▶ THE TASK
What lines of the data hold the string "this"? Copy them all.

▶ SUPPLIED RECORDS
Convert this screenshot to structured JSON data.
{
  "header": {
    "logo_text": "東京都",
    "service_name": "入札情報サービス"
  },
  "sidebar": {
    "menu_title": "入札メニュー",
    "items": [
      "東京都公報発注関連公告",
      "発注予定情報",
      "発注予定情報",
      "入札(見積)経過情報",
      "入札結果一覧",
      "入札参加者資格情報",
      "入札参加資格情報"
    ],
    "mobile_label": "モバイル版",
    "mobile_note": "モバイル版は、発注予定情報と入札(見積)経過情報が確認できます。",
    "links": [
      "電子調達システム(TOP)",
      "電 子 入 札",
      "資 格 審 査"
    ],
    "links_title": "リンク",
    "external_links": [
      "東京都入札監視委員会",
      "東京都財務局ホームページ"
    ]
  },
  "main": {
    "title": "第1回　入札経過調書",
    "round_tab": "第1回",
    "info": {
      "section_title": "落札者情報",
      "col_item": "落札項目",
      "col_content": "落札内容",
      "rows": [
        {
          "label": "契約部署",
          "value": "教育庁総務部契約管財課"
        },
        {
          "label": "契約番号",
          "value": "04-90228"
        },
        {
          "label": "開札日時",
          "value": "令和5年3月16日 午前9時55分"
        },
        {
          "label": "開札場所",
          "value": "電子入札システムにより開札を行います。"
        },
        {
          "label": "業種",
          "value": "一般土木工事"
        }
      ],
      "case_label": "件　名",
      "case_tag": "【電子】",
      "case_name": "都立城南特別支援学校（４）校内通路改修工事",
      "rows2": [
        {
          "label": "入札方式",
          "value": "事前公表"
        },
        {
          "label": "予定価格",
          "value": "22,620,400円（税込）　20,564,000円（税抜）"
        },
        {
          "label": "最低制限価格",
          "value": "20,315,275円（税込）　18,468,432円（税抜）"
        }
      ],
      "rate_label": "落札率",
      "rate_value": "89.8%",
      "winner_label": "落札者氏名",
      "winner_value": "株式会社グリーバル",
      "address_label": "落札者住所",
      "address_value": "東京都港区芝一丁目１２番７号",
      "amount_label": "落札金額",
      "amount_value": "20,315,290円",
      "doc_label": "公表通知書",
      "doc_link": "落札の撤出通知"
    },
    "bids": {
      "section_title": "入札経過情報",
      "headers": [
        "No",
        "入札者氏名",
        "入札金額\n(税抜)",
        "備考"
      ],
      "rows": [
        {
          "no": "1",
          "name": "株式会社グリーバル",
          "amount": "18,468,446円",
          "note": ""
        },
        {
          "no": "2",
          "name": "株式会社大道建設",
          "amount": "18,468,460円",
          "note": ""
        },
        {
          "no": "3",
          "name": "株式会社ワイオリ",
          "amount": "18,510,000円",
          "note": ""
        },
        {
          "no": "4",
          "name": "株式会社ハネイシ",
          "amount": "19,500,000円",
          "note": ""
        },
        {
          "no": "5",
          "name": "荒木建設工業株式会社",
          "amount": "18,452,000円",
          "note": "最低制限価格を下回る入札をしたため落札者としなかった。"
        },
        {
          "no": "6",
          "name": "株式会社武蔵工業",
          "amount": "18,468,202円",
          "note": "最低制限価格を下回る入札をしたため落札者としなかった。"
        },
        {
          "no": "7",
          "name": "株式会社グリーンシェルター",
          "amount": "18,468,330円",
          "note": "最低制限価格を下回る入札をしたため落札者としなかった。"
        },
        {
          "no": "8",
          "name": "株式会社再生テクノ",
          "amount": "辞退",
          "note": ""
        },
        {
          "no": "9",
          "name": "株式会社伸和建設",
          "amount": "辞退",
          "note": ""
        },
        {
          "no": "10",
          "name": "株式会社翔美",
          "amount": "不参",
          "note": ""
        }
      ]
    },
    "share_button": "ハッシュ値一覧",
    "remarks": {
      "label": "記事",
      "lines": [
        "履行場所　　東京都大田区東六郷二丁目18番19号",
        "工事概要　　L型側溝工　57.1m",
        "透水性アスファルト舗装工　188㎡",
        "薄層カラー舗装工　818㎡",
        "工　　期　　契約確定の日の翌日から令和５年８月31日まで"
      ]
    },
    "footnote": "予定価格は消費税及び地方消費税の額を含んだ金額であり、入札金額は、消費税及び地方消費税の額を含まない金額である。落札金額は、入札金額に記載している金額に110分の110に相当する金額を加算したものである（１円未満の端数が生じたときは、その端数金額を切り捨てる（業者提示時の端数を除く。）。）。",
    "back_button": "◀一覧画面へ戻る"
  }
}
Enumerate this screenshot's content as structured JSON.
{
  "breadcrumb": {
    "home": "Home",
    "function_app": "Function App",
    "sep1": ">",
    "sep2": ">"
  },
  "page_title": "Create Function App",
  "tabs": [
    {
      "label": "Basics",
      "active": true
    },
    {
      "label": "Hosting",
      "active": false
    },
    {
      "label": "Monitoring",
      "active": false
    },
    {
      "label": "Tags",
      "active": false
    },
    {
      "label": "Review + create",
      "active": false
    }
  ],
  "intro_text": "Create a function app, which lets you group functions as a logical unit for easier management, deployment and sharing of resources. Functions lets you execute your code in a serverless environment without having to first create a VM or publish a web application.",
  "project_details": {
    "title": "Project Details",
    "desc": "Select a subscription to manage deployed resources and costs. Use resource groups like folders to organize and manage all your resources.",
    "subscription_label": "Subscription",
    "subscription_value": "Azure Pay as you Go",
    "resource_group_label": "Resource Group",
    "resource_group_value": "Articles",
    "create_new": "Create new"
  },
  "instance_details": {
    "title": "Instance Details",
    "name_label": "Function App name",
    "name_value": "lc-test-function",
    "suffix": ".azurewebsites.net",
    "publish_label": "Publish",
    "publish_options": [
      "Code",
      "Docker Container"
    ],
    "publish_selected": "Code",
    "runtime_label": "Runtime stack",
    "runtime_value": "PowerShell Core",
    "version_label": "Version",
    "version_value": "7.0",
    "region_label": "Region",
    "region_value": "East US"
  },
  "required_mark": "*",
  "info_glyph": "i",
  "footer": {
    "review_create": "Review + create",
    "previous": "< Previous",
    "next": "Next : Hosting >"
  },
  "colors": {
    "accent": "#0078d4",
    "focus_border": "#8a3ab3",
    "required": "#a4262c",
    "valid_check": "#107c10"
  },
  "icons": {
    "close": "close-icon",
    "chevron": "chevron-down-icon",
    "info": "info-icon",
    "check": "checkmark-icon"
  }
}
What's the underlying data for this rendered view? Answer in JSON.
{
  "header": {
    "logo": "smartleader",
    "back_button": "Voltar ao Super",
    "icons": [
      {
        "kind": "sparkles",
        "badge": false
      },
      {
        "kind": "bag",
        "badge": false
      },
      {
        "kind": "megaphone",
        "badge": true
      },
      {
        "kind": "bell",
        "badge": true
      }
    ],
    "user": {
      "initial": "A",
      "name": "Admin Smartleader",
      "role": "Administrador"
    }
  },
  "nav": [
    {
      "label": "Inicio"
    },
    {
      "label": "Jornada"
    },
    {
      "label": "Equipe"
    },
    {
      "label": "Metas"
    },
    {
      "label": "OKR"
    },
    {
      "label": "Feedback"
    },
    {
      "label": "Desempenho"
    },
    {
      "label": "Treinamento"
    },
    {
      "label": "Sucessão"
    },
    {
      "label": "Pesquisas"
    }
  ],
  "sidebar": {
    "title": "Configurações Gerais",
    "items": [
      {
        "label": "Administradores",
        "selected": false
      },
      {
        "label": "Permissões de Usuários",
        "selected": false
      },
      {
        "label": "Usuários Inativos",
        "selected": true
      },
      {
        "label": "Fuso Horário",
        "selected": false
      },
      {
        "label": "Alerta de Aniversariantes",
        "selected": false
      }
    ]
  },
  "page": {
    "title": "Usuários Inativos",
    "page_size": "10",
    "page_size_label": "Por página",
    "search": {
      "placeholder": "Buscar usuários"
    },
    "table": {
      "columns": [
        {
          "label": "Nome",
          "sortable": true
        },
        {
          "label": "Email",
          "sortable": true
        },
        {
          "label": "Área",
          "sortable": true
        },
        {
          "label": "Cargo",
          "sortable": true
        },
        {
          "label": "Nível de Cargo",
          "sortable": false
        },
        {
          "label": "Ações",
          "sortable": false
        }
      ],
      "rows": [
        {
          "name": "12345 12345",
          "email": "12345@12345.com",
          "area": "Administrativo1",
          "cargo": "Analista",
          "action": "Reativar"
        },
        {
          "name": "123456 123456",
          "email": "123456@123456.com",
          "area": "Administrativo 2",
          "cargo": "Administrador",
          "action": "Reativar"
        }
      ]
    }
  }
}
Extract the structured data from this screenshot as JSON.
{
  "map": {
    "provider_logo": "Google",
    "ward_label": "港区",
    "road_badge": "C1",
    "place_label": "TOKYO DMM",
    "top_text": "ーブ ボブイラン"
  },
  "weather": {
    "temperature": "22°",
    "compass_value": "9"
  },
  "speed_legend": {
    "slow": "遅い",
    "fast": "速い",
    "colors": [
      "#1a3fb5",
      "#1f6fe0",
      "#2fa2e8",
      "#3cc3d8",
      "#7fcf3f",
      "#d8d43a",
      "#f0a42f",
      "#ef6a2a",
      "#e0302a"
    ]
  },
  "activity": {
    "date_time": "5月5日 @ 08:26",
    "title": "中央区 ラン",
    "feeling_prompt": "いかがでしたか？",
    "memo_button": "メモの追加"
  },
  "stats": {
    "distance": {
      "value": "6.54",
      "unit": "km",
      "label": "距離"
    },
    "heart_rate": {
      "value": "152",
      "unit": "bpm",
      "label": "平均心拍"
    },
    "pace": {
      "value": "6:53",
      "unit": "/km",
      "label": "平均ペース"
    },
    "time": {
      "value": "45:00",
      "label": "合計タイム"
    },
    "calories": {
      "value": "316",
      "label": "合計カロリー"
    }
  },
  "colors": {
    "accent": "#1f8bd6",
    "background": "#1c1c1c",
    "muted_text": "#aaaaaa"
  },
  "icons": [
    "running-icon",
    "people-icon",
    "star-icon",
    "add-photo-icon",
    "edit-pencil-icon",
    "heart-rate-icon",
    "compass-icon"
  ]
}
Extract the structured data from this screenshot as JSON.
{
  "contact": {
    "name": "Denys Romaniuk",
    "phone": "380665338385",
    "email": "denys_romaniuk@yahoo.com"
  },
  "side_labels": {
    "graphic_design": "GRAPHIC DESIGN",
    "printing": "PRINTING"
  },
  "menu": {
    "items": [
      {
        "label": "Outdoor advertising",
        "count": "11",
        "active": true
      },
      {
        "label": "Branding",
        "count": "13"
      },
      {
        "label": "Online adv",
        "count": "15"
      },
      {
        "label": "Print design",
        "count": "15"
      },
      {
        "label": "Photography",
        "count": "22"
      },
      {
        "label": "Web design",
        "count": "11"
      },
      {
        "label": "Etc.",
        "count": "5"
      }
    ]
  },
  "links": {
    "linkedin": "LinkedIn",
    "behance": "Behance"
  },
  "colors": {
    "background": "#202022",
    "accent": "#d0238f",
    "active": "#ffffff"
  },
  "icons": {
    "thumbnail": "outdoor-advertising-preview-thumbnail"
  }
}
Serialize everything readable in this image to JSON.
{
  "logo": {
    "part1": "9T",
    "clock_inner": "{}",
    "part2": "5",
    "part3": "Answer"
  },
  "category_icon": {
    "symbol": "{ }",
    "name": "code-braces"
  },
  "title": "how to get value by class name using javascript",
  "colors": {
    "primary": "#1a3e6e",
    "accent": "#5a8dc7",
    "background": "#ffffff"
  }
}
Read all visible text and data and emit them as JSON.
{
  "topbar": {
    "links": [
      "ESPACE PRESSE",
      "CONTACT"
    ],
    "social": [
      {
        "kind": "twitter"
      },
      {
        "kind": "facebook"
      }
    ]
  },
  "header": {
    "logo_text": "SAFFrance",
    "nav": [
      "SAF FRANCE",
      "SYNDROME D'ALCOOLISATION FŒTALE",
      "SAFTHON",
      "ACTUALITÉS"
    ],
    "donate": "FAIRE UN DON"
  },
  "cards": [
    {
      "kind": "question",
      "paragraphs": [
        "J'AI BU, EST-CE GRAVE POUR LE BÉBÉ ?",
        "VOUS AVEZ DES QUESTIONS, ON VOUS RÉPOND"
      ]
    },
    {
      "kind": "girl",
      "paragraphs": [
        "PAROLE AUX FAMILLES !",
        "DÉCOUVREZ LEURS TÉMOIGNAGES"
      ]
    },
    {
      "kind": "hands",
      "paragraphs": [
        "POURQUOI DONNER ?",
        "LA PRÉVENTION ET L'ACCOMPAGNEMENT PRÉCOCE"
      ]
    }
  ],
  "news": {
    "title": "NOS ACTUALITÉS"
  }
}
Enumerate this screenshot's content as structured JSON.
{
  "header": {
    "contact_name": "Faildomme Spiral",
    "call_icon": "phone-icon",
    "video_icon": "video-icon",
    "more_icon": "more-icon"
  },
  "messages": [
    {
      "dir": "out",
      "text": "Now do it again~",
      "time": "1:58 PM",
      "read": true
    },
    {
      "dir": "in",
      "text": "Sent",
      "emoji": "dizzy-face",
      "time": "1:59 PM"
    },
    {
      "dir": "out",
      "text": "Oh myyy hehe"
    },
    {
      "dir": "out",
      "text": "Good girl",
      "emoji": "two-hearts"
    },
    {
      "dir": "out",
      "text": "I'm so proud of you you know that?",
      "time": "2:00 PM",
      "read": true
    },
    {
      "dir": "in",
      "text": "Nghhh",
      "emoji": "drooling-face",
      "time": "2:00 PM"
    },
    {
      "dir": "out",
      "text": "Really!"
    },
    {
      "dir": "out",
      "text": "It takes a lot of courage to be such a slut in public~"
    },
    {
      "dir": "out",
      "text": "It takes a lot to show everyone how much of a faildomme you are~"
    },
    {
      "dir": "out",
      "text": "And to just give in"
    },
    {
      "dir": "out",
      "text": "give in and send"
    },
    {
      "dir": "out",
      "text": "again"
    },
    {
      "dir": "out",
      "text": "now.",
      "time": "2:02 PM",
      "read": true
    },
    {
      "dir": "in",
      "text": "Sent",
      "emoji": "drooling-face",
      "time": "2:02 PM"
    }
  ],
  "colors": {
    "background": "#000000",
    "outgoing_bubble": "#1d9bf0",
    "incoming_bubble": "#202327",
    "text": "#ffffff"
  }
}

▶ RESULT
Convert this screenshot to structured JSON data.
Enumerate this screenshot's content as structured JSON.
What's the underlying data for this rendered view? Answer in JSON.
Extract the structured data from this screenshot as JSON.
Extract the structured data from this screenshot as JSON.
Serialize everything readable in this image to JSON.
Enumerate this screenshot's content as structured JSON.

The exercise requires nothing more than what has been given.